Your instructions >> Look over the lines below. Report each one that includes the string "content".

* * * * * * * * *

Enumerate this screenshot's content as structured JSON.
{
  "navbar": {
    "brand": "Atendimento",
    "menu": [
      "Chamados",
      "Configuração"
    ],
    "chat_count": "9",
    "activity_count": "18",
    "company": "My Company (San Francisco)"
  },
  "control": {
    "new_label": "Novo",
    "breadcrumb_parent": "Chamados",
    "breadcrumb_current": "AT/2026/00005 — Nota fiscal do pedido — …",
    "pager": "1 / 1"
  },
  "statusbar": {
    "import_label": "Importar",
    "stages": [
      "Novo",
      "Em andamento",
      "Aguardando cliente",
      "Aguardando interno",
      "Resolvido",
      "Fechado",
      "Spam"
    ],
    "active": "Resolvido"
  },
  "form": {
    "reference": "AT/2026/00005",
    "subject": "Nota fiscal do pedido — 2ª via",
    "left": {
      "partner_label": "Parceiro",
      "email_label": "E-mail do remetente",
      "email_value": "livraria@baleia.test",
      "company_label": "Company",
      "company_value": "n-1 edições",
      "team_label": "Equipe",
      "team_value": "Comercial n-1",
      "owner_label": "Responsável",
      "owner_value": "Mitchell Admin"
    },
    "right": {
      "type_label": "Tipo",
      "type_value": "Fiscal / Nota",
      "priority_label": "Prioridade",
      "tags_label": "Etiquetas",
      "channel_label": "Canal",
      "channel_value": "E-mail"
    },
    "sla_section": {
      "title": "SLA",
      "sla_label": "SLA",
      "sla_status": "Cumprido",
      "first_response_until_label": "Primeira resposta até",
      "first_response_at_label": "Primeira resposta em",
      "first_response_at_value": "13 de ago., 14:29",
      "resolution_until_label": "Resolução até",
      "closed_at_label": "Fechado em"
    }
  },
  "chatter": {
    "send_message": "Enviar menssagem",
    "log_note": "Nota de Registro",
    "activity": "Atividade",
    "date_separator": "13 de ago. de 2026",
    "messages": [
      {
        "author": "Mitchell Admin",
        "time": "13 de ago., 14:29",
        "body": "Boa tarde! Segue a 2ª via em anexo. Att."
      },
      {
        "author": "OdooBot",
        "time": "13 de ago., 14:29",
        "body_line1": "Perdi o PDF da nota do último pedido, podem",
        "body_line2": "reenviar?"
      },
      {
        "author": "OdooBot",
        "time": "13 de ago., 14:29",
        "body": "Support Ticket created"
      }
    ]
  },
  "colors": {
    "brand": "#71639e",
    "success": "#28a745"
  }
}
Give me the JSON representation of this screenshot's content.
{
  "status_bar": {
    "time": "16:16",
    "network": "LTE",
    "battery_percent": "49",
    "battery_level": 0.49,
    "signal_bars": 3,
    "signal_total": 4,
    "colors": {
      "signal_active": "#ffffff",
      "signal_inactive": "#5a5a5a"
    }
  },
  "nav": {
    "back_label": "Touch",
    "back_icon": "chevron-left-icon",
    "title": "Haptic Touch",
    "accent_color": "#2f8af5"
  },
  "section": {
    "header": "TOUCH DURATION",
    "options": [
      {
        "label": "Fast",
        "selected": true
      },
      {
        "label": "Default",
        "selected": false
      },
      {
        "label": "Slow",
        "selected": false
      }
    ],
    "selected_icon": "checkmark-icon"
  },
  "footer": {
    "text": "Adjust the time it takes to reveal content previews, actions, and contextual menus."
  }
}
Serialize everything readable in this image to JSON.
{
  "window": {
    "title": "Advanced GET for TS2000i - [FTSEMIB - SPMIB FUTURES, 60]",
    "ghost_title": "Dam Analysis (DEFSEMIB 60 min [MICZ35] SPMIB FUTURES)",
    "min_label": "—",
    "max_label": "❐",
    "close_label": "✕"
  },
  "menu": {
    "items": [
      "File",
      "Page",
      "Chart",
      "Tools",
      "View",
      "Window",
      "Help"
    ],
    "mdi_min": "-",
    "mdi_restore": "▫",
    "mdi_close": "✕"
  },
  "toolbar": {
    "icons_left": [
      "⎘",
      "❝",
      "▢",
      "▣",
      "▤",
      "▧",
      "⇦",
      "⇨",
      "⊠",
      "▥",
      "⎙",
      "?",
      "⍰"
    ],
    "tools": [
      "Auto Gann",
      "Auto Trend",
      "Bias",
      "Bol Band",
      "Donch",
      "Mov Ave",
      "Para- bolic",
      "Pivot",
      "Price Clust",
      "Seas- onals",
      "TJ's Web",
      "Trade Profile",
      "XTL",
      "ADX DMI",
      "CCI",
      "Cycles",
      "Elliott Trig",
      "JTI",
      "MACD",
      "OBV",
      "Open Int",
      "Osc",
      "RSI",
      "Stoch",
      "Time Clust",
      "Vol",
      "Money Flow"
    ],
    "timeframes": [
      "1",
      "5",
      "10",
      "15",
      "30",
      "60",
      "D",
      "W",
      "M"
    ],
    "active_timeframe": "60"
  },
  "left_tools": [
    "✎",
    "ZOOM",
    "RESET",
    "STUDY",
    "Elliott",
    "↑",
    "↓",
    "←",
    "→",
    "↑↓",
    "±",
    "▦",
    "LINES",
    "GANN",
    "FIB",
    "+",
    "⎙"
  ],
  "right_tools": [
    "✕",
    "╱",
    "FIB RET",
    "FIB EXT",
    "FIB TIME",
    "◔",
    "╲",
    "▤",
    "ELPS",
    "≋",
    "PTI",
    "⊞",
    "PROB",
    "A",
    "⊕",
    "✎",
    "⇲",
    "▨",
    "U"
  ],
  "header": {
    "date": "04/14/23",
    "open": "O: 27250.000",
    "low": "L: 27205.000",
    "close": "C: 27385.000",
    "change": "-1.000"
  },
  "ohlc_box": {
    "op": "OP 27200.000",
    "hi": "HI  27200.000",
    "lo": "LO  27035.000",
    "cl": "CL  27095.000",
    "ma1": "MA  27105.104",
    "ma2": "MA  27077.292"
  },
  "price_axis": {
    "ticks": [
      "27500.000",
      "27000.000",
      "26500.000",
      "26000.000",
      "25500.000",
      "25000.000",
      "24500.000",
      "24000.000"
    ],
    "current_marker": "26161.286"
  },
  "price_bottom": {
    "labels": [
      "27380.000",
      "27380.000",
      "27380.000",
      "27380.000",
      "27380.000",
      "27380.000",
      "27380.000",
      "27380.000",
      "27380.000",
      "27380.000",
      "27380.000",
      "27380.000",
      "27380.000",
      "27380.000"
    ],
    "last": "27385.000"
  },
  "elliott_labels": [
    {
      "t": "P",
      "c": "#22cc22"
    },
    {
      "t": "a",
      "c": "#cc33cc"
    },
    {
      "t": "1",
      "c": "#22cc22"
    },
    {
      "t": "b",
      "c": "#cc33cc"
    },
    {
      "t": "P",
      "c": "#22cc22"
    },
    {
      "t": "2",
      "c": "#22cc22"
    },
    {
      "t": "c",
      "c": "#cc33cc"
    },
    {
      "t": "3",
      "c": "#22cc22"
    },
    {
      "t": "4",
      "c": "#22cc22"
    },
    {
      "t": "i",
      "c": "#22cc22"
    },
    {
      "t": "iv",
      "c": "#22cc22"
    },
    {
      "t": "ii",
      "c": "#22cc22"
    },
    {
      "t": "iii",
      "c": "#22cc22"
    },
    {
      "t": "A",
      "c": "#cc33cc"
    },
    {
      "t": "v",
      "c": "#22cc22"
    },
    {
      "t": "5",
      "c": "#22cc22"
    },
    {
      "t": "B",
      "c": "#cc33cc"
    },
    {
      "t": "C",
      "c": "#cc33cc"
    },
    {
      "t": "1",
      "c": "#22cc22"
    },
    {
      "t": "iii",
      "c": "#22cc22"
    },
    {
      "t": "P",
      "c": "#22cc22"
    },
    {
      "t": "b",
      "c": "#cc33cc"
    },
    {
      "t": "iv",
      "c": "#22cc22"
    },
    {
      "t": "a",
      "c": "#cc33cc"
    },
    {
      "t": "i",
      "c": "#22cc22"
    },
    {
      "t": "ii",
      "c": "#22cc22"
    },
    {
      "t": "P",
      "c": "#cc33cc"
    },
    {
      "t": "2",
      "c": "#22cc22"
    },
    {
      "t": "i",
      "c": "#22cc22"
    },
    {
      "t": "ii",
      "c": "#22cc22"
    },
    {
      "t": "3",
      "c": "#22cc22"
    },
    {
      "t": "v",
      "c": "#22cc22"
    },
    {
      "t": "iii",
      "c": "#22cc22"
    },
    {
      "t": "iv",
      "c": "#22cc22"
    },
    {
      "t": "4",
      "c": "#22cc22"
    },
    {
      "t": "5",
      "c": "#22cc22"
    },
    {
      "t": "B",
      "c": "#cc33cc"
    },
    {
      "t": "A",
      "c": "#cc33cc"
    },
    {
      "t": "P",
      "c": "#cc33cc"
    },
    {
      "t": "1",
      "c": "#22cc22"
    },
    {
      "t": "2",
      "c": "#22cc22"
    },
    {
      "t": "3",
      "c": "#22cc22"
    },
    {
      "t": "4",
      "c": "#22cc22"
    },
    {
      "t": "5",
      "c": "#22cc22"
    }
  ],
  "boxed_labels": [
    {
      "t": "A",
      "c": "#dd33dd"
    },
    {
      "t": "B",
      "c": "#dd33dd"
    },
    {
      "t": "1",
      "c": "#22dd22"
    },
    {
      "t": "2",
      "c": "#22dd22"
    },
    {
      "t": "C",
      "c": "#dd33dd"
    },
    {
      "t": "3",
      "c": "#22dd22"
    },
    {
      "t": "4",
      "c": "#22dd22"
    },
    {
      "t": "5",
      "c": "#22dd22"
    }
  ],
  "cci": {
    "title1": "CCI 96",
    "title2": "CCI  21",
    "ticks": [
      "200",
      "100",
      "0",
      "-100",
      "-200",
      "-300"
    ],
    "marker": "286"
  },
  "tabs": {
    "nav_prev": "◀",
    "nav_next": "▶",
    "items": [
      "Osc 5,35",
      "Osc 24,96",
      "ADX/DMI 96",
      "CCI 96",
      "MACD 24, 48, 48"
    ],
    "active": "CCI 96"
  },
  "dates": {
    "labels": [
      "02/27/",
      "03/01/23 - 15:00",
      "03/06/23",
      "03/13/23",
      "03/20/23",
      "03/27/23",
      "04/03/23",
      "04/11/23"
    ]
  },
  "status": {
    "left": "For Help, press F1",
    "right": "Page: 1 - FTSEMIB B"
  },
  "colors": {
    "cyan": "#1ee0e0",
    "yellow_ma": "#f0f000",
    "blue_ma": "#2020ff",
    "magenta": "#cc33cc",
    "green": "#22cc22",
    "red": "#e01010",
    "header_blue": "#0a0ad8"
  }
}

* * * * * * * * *

Expected answer >>
Enumerate this screenshot's content as structured JSON.
Give me the JSON representation of this screenshot's content.
    "text": "Adjust the time it takes to reveal content previews, actions, and contextual menus."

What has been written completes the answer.